A Save As You Earn option scheme has a savings arrangement and a share option element. The employee uses the proceeds of the savings arrangement to fund the exercise price of the option. The scheme has certain tax advantages but is quite restrictive, needs prior approval from HMRC and must be available to all employees. The scheme would usually be used by larger, listed companies.
This plan also needs to be pre-approved by HMRC and must be available to all employees. It involves the establishment of an employee benefit trust. The plan enables employees to be given free shares, for them to buy shares (using pre-tax salary) or to receive matching shares. If the shares are held in the trust for 5 years then there is no income tax or capital gains tax when the shares come out of the trust. Again, the scheme would usually be used by larger, listed companies.
These options are not subject to tax at grant. There is income tax on the exercise of the option on the option gain, which is the difference between the market value of the shares at the date of exercise of the option and the option exercise price. This type of option is tax inefficient, but very flexible and simple to administer.
In certain circumstances there will be a Pay As You Earn liability and National Insurance Contribution ("NIC") liability arising in connection with the exercise of the options. The employing company may wish to pass on the cost of the employer NIC to the Optionholder as a condition of exercise. This would mean that the Optionholder has an effective rate of 50.28% for income tax and NIC (if paying tax at a rate of 40%).

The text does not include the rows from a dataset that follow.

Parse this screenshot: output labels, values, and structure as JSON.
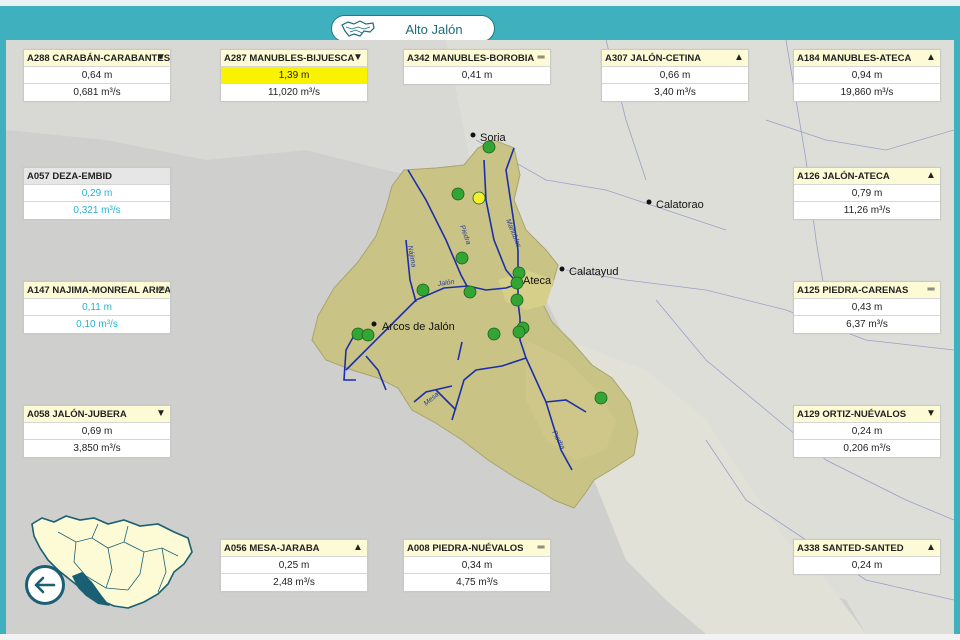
{
  "header": {
    "title": "Alto Jalón"
  },
  "colors": {
    "header_bg": "#3fb0bd",
    "panel_head": "#fdfbd6",
    "highlight": "#f9f200",
    "cyan_value": "#23b3d6",
    "station_green": "#33a533",
    "station_yellow": "#f6ef2d",
    "basin_fill": "#c9c486",
    "river": "#1c2fa8"
  },
  "icons": {
    "back": "arrow-left-icon",
    "trend_down": "arrow-down-icon",
    "trend_up": "arrow-up-icon",
    "trend_stable": "equals-icon"
  },
  "towns": [
    {
      "name": "Soria"
    },
    {
      "name": "Calatorao"
    },
    {
      "name": "Calatayud"
    },
    {
      "name": "Ateca"
    },
    {
      "name": "Arcos de Jalón"
    }
  ],
  "rivers": [
    {
      "name": "Manubles"
    },
    {
      "name": "Piedra"
    },
    {
      "name": "Nájima"
    },
    {
      "name": "Jalón"
    },
    {
      "name": "Mesa"
    },
    {
      "name": "Piedra"
    }
  ],
  "stations": [
    {
      "title": "A288 CARABÁN-CARABANTES",
      "trend": "▼",
      "trend_name": "down",
      "level": "0,64  m",
      "flow": "0,681  m³/s"
    },
    {
      "title": "A287 MANUBLES-BIJUESCA",
      "trend": "▼",
      "trend_name": "down",
      "level": "1,39  m",
      "flow": "11,020  m³/s"
    },
    {
      "title": "A342 MANUBLES-BOROBIA",
      "trend": "═",
      "trend_name": "stable",
      "level": "0,41  m",
      "flow": ""
    },
    {
      "title": "A307 JALÓN-CETINA",
      "trend": "▲",
      "trend_name": "up",
      "level": "0,66  m",
      "flow": "3,40  m³/s"
    },
    {
      "title": "A184 MANUBLES-ATECA",
      "trend": "▲",
      "trend_name": "up",
      "level": "0,94  m",
      "flow": "19,860  m³/s"
    },
    {
      "title": "A057 DEZA-EMBID",
      "trend": "",
      "trend_name": "none",
      "level": "0,29  m",
      "flow": "0,321  m³/s"
    },
    {
      "title": "A126 JALÓN-ATECA",
      "trend": "▲",
      "trend_name": "up",
      "level": "0,79  m",
      "flow": "11,26  m³/s"
    },
    {
      "title": "A147 NAJIMA-MONREAL ARIZA",
      "trend": "═",
      "trend_name": "stable",
      "level": "0,11  m",
      "flow": "0,10  m³/s"
    },
    {
      "title": "A125 PIEDRA-CARENAS",
      "trend": "═",
      "trend_name": "stable",
      "level": "0,43  m",
      "flow": "6,37  m³/s"
    },
    {
      "title": "A058 JALÓN-JUBERA",
      "trend": "▼",
      "trend_name": "down",
      "level": "0,69  m",
      "flow": "3,850  m³/s"
    },
    {
      "title": "A129 ORTIZ-NUÉVALOS",
      "trend": "▼",
      "trend_name": "down",
      "level": "0,24  m",
      "flow": "0,206  m³/s"
    },
    {
      "title": "A056 MESA-JARABA",
      "trend": "▲",
      "trend_name": "up",
      "level": "0,25  m",
      "flow": "2,48  m³/s"
    },
    {
      "title": "A008 PIEDRA-NUÉVALOS",
      "trend": "═",
      "trend_name": "stable",
      "level": "0,34  m",
      "flow": "4,75  m³/s"
    },
    {
      "title": "A338 SANTED-SANTED",
      "trend": "▲",
      "trend_name": "up",
      "level": "0,24  m",
      "flow": ""
    }
  ]
}
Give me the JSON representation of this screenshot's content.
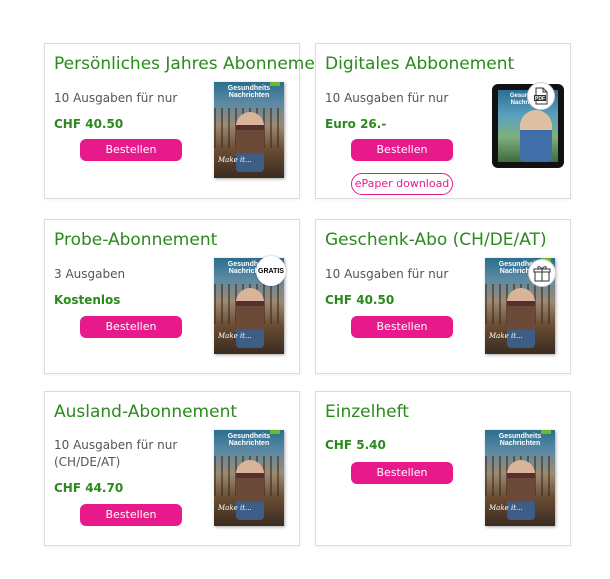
{
  "accent_color": "#e8198b",
  "title_color": "#2a8a1c",
  "cover": {
    "masthead": "Gesundheits Nachrichten",
    "script": "Make it..."
  },
  "cards": [
    {
      "title": "Persönliches Jahres Abonnement",
      "desc": "10 Ausgaben für nur",
      "price": "CHF 40.50",
      "button": "Bestellen"
    },
    {
      "title": "Digitales Abbonement",
      "desc": "10 Ausgaben für nur",
      "price": "Euro 26.-",
      "button": "Bestellen",
      "secondary_button": "ePaper download",
      "badge_text": "PDF",
      "badge_icon": "pdf-icon"
    },
    {
      "title": "Probe-Abonnement",
      "desc": "3 Ausgaben",
      "price": "Kostenlos",
      "button": "Bestellen",
      "badge_text": "GRATIS"
    },
    {
      "title": "Geschenk-Abo (CH/DE/AT)",
      "desc": "10 Ausgaben für nur",
      "price": "CHF 40.50",
      "button": "Bestellen",
      "badge_icon": "gift-icon"
    },
    {
      "title": "Ausland-Abonnement",
      "desc_line1": "10 Ausgaben für nur",
      "desc_line2": "(CH/DE/AT)",
      "price": "CHF 44.70",
      "button": "Bestellen"
    },
    {
      "title": "Einzelheft",
      "price": "CHF 5.40",
      "button": "Bestellen"
    }
  ]
}
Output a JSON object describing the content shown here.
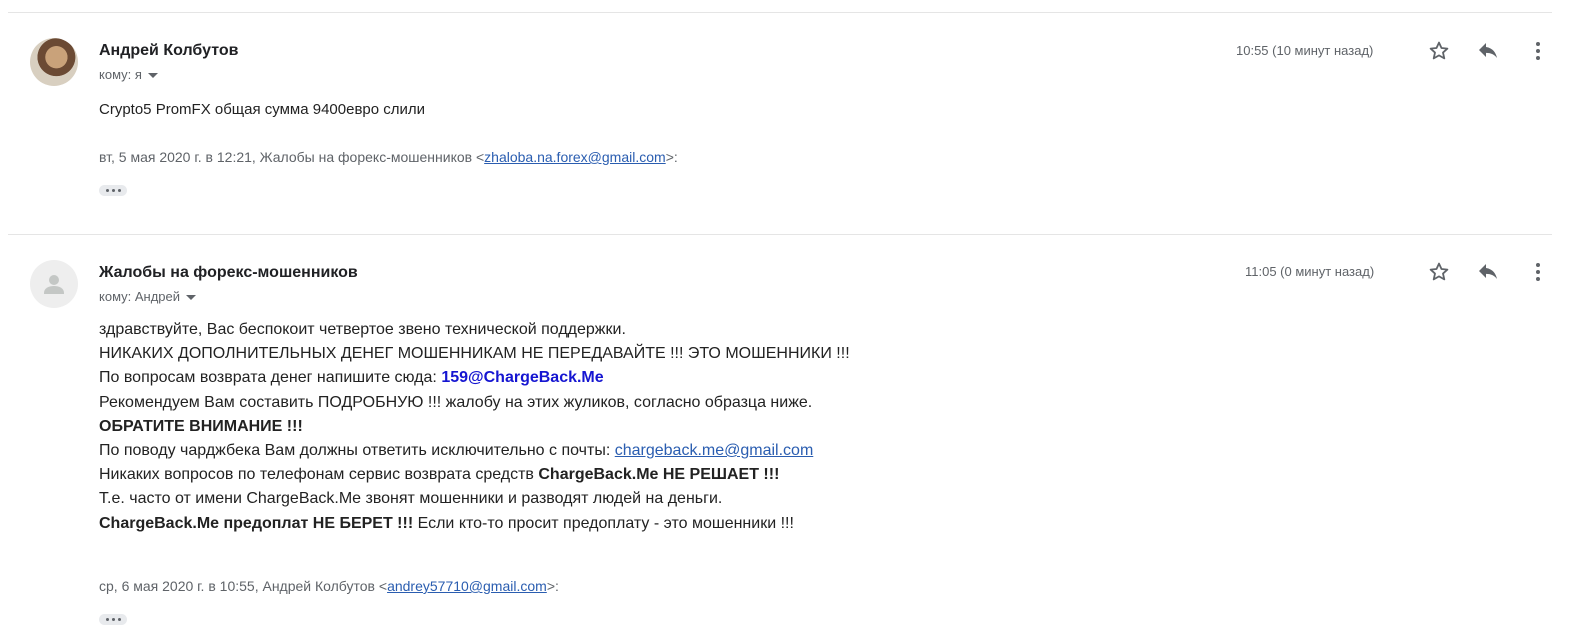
{
  "messages": [
    {
      "sender": "Андрей Колбутов",
      "to": "кому: я",
      "time": "10:55 (10 минут назад)",
      "body": "Crypto5 PromFX общая сумма 9400евро слили",
      "quote_prefix": "вт, 5 мая 2020 г. в 12:21, Жалобы на форекс-мошенников <",
      "quote_email": "zhaloba.na.forex@gmail.com",
      "quote_suffix": ">:"
    },
    {
      "sender": "Жалобы на форекс-мошенников",
      "to": "кому: Андрей",
      "time": "11:05 (0 минут назад)",
      "lines": {
        "l1": "здравствуйте, Вас беспокоит четвертое звено технической поддержки.",
        "l2": "НИКАКИХ ДОПОЛНИТЕЛЬНЫХ ДЕНЕГ МОШЕННИКАМ НЕ ПЕРЕДАВАЙТЕ !!! ЭТО МОШЕННИКИ !!!",
        "l3_text": "По вопросам возврата денег напишите сюда: ",
        "l3_email": "159@ChargeBack.Me",
        "l4": "Рекомендуем Вам составить ПОДРОБНУЮ !!! жалобу на этих жуликов, согласно образца ниже.",
        "l5": "ОБРАТИТЕ ВНИМАНИЕ !!!",
        "l6_text": "По поводу чарджбека Вам должны ответить исключительно с почты: ",
        "l6_email": "chargeback.me@gmail.com",
        "l7_text": "Никаких вопросов по телефонам сервис возврата средств ",
        "l7_bold": "ChargeBack.Me НЕ РЕШАЕТ !!!",
        "l8": "Т.е. часто от имени ChargeBack.Me звонят мошенники и разводят людей на деньги.",
        "l9_bold": "ChargeBack.Me предоплат НЕ БЕРЕТ !!!",
        "l9_text": " Если кто-то просит предоплату - это мошенники !!!"
      },
      "quote_prefix": "ср, 6 мая 2020 г. в 10:55, Андрей Колбутов <",
      "quote_email": "andrey57710@gmail.com",
      "quote_suffix": ">:"
    }
  ],
  "icons": [
    "star-icon",
    "reply-icon",
    "more-vert-icon",
    "person-icon",
    "chevron-down-icon"
  ]
}
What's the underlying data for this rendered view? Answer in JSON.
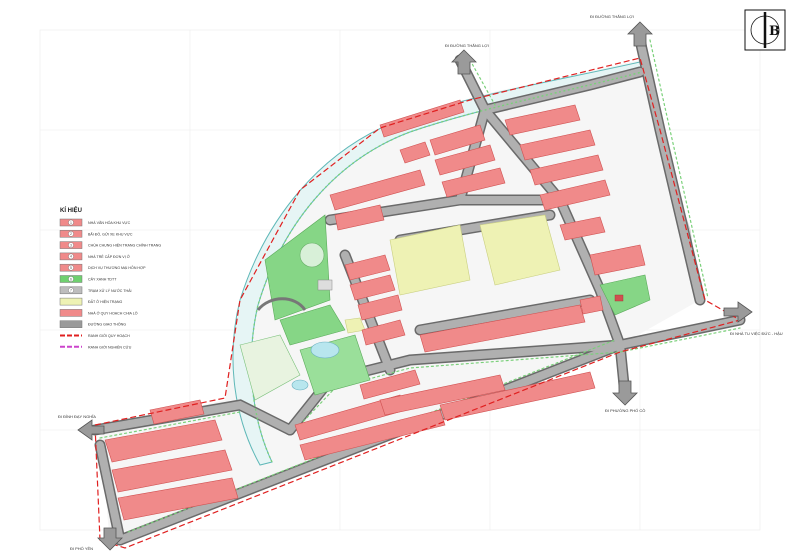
{
  "legend": {
    "title": "KÍ HIỆU",
    "items": [
      {
        "symbol": "1",
        "label": "NHÀ VĂN HÓA KHU VỰC",
        "color": "#f08a8a"
      },
      {
        "symbol": "2",
        "label": "BÃI ĐỖ, GỬI XE KHU VỰC",
        "color": "#f08a8a"
      },
      {
        "symbol": "3",
        "label": "CHÙA CHUNG HIỆN TRẠNG CHỈNH TRANG",
        "color": "#f08a8a"
      },
      {
        "symbol": "4",
        "label": "NHÀ TRẺ CẤP ĐƠN VỊ Ở",
        "color": "#f08a8a"
      },
      {
        "symbol": "5",
        "label": "DỊCH VỤ THƯƠNG MẠI HỖN HỢP",
        "color": "#f08a8a"
      },
      {
        "symbol": "6",
        "label": "CÂY XANH TDTT",
        "color": "#6fd06f"
      },
      {
        "symbol": "7",
        "label": "TRẠM XỬ LÝ NƯỚC THẢI",
        "color": "#bdbdbd"
      },
      {
        "symbol": "",
        "label": "ĐẤT Ở HIỆN TRẠNG",
        "color": "#eef2b4"
      },
      {
        "symbol": "",
        "label": "NHÀ Ở QUY HOẠCH CHIA LÔ",
        "color": "#f08a8a"
      },
      {
        "symbol": "",
        "label": "ĐƯỜNG GIAO THÔNG",
        "color": "#9a9a9a"
      },
      {
        "symbol": "",
        "label": "RANH GIỚI QUY HOẠCH",
        "color": "#e02020"
      },
      {
        "symbol": "",
        "label": "RANH GIỚI NGHIÊN CỨU",
        "color": "#cc44cc"
      }
    ]
  },
  "road_labels": {
    "north_east": "ĐI ĐƯỜNG THĂNG LỢI",
    "north": "ĐI ĐƯỜNG THĂNG LỢI",
    "east": "ĐI NHÀ TU VIỆC ĐỨC - HẬU",
    "south_east": "ĐI PHƯỜNG PHỐ CÒ",
    "west": "ĐI ĐÌNH ĐẠY NGHĨA",
    "south_west": "ĐI PHỐ YÊN"
  },
  "compass": {
    "letter": "B"
  },
  "colors": {
    "lot": "#f08a8a",
    "lot_edge": "#d05050",
    "road": "#a8a8a8",
    "road_edge": "#6a6a6a",
    "tree_line": "#7ad07a",
    "canal": "#e8f6f6",
    "green": "#86d686",
    "existing": "#eef2b4",
    "boundary": "#e02020"
  }
}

If the shares are restricted shares it may be prudent to require that the Optionholder enter into a section 431 election on exercise of the option to ensure that any potential income tax is crystallised at the date of acquisition and avoid any post-acquisition tax charges that might arise under the restricted shares legislation.
If the shares are sold immediately upon being acquired there will not be any capital gains tax, but if the shares are held for a time after exercise there maybe capital gains tax on any gain.
This is an arrangement where an employee or director agrees to subscribe for shares at the current market value but there is an agreement that the employee only pays the subscription price when it is "called" by the company e.g. before an exit.
There should be no income tax on the acquisition of the shares as the shares are being acquired at market value. There would be an annual benefit in kind charge under the beneficial loan provisions on the outstanding amount. This is unless the £5,000 exemption applies or the exemption for acquiring shares in a close company and being involved in the company's management. There are various important commercial and tax issues which should be considered before such an arrangement is entered into.
If employees acquire shares, there is an income tax charge on acquisition if they are acquired for less than market value. If the shares are restricted the employee would usually be required to enter into a section 431 election within 14 days of acquisition to ensure that any potential income tax is crystallised at the date of acquisition and to avoid any post-acquisition tax charges that might arise under the restricted shares legislation.
There are various other equity arrangements which can be implemented by companies seeking to incentivise their employees using equity, for example "Hurdle Schemes" and "Joint Share Ownership Plans". If you would like to discuss any of these, or any of the above, do not hesitate to contact us.
"Enterprise Management Incentive "EMI" Options are a highly effective way to incentivise management and employees by ensuring their gains are charged at Capital Gains Tax rates and not (higher) Income Tax rates."